── Dataset
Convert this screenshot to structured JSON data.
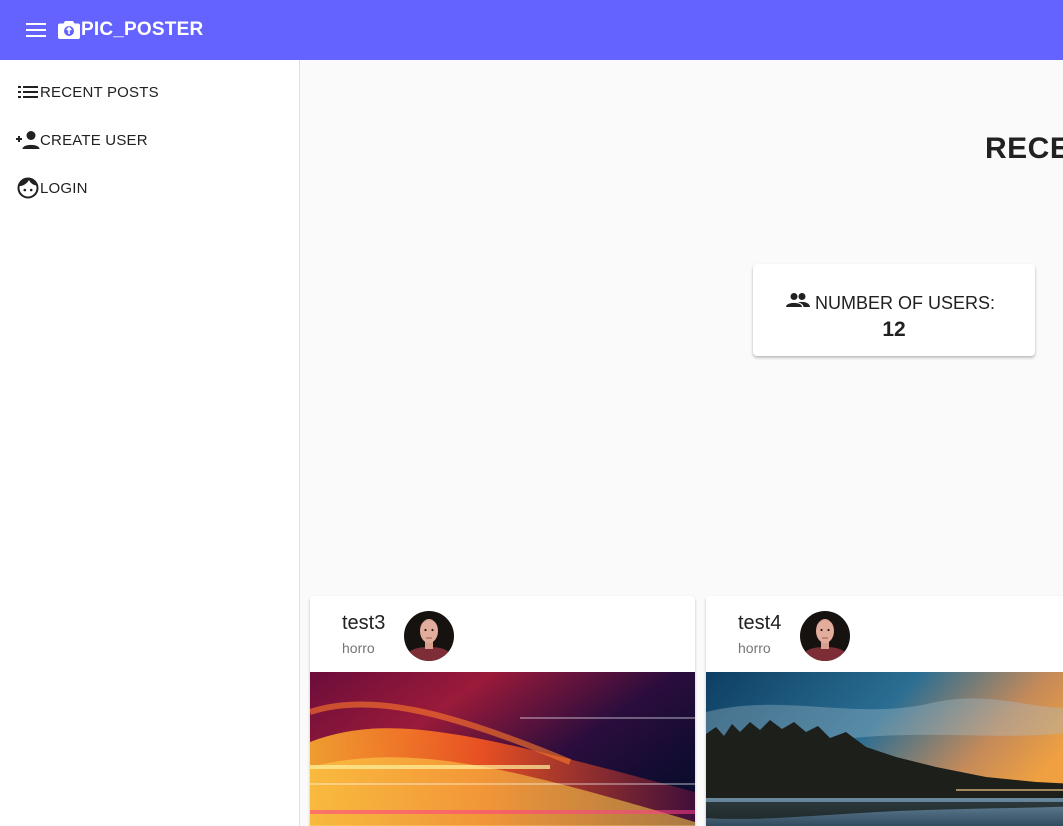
{
  "app": {
    "title": "PIC_POSTER",
    "accent_color": "#6563ff",
    "menu_icon": "menu-icon",
    "logo_icon": "camera-icon"
  },
  "sidebar": {
    "items": [
      {
        "label": "RECENT POSTS",
        "icon": "list-icon"
      },
      {
        "label": "CREATE USER",
        "icon": "person-add-icon"
      },
      {
        "label": "LOGIN",
        "icon": "face-icon"
      }
    ]
  },
  "main": {
    "heading": "RECE",
    "stats": {
      "label": "NUMBER OF USERS:",
      "value": "12",
      "icon": "people-icon"
    },
    "posts": [
      {
        "user": "test3",
        "category": "horro",
        "image": "abstract light streaks"
      },
      {
        "user": "test4",
        "category": "horro",
        "image": "lake sunset landscape"
      }
    ]
  }
}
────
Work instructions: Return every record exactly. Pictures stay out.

Solution to the exercise:
Convert this screenshot to structured JSON data.
{
  "app": {
    "title": "PIC_POSTER",
    "accent_color": "#6563ff",
    "menu_icon": "menu-icon",
    "logo_icon": "camera-icon"
  },
  "sidebar": {
    "items": [
      {
        "label": "RECENT POSTS",
        "icon": "list-icon"
      },
      {
        "label": "CREATE USER",
        "icon": "person-add-icon"
      },
      {
        "label": "LOGIN",
        "icon": "face-icon"
      }
    ]
  },
  "main": {
    "heading": "RECE",
    "stats": {
      "label": "NUMBER OF USERS:",
      "value": "12",
      "icon": "people-icon"
    },
    "posts": [
      {
        "user": "test3",
        "category": "horro",
        "image": "abstract light streaks"
      },
      {
        "user": "test4",
        "category": "horro",
        "image": "lake sunset landscape"
      }
    ]
  }
}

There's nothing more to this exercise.